What is expected | Copy every line from the records below that carries the word "Iniciar".

Collected data entries |
------------------------------------------------------------------------

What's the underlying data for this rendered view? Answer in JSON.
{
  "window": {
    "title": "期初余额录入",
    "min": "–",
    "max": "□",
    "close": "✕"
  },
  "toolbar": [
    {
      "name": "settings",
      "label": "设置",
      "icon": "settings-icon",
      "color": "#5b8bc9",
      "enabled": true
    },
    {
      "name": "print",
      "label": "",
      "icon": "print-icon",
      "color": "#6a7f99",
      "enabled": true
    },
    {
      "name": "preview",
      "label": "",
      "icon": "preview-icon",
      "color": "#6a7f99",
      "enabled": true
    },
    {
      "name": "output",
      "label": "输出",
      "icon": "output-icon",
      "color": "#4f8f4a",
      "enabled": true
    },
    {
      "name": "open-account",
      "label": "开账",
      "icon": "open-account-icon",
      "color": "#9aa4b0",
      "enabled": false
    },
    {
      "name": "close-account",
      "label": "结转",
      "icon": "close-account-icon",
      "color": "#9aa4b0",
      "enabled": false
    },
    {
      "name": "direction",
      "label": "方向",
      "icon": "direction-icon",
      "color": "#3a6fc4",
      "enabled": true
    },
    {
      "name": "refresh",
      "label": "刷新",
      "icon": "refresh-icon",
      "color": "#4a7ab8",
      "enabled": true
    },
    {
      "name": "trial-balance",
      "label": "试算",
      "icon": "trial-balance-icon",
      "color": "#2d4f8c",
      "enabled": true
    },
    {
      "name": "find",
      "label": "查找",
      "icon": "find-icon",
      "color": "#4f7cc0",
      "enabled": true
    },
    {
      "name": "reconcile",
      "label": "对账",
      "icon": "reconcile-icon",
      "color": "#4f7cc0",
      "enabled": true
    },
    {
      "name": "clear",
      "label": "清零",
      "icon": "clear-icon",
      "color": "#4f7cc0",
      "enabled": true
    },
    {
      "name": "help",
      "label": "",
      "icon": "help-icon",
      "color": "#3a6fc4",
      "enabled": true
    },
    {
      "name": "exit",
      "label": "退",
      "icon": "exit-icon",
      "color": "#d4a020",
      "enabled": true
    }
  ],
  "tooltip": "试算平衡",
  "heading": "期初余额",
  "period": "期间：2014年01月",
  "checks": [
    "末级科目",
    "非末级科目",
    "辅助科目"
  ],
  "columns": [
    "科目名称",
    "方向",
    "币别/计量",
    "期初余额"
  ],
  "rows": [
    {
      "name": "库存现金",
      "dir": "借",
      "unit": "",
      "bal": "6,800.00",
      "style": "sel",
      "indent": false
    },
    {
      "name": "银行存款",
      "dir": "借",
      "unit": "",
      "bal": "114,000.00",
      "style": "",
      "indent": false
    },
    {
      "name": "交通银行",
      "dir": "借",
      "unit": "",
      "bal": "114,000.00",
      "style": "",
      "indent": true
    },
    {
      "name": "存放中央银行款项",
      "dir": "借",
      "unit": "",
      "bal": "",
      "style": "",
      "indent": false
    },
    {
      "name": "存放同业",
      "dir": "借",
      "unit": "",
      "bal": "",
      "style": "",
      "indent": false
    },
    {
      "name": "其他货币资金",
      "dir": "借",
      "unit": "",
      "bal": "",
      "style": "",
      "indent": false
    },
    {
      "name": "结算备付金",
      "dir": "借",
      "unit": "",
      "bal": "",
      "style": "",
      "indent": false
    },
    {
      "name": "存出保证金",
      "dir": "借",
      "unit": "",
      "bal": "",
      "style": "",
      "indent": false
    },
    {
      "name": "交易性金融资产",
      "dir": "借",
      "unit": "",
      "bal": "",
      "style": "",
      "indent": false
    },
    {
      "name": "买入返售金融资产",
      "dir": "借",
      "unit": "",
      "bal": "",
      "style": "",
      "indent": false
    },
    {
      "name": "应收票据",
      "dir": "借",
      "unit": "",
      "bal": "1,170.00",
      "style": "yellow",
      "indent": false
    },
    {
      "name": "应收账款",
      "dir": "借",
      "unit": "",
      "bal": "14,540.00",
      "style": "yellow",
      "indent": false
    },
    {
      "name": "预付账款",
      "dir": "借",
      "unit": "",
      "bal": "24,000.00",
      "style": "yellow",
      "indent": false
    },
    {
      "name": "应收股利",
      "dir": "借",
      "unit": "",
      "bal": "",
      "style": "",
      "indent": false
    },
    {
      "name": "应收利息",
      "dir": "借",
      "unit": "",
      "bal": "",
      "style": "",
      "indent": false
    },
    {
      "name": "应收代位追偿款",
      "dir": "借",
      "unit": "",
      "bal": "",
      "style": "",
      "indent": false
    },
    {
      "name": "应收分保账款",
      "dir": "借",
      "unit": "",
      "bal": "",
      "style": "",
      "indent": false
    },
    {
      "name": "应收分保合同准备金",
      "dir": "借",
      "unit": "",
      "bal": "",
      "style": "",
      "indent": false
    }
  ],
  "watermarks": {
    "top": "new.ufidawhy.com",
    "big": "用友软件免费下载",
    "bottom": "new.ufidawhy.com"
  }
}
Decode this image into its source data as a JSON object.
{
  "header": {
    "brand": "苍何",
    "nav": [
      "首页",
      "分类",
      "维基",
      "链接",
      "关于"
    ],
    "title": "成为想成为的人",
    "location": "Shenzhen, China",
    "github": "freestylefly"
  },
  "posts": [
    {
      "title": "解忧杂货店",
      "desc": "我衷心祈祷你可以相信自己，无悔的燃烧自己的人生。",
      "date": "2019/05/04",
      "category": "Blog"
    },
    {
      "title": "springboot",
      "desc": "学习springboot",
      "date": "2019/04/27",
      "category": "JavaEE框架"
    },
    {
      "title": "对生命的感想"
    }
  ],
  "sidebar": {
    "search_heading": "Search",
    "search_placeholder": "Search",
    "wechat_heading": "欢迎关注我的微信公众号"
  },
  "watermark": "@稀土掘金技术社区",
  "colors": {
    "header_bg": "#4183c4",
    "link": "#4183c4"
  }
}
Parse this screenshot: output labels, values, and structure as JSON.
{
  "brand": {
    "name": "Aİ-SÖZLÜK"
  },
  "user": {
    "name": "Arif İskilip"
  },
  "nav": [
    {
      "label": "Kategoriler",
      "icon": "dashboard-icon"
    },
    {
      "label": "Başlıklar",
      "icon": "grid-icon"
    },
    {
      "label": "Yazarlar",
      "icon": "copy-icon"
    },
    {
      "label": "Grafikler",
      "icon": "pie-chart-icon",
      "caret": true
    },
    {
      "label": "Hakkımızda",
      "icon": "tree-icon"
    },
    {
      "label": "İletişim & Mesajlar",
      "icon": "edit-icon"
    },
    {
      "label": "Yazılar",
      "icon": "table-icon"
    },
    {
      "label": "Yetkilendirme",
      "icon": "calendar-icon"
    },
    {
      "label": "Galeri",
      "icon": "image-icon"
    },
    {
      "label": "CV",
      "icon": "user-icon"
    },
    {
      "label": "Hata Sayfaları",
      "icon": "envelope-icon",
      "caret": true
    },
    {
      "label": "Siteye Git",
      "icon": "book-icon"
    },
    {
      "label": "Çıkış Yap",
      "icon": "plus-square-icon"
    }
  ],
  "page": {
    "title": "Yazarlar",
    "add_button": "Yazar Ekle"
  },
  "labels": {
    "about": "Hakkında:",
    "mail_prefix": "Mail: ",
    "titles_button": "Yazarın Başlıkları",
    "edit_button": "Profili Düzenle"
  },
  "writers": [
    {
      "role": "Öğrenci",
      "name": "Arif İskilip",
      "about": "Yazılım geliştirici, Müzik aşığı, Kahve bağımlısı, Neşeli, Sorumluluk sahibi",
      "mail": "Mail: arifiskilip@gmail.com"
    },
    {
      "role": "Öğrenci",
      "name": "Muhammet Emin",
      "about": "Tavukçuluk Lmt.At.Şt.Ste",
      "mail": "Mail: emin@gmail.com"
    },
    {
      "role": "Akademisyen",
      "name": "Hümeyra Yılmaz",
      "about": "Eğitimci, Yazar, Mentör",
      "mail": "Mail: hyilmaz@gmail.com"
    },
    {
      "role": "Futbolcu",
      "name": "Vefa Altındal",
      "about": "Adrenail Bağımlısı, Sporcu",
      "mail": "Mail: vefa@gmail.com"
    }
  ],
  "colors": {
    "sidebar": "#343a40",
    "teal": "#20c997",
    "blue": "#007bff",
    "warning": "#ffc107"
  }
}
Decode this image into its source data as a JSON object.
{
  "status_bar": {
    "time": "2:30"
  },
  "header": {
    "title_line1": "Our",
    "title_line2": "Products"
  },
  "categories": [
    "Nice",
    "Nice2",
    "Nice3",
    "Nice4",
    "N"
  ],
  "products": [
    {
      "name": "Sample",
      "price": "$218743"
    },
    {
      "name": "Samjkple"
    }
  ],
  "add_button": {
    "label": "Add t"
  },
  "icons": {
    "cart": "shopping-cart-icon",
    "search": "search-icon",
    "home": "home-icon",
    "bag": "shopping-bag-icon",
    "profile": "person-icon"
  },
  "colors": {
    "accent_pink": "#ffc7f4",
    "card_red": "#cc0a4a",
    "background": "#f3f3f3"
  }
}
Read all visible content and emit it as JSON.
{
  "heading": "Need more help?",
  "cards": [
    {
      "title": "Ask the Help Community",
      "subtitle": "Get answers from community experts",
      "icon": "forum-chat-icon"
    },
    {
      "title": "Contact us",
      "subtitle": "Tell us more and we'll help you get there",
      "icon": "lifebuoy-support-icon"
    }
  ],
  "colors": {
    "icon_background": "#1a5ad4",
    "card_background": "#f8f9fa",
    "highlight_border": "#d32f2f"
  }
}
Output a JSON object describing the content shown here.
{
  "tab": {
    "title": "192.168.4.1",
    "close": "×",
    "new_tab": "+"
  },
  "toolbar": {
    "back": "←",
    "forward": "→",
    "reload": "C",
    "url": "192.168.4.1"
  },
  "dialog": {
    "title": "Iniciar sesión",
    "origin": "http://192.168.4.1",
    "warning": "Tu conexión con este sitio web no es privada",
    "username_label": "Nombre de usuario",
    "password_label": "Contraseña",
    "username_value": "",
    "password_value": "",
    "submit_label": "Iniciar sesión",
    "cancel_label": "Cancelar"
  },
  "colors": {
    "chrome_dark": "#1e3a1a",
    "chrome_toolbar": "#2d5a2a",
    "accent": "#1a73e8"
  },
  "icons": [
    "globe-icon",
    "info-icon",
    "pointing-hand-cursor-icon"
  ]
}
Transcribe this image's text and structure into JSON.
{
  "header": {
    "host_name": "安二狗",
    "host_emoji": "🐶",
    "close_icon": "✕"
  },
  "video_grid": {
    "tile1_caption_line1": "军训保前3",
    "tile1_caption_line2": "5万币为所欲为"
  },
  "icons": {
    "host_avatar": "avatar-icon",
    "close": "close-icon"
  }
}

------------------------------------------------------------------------

Response box |
    "title": "Iniciar sesión",
    "submit_label": "Iniciar sesión",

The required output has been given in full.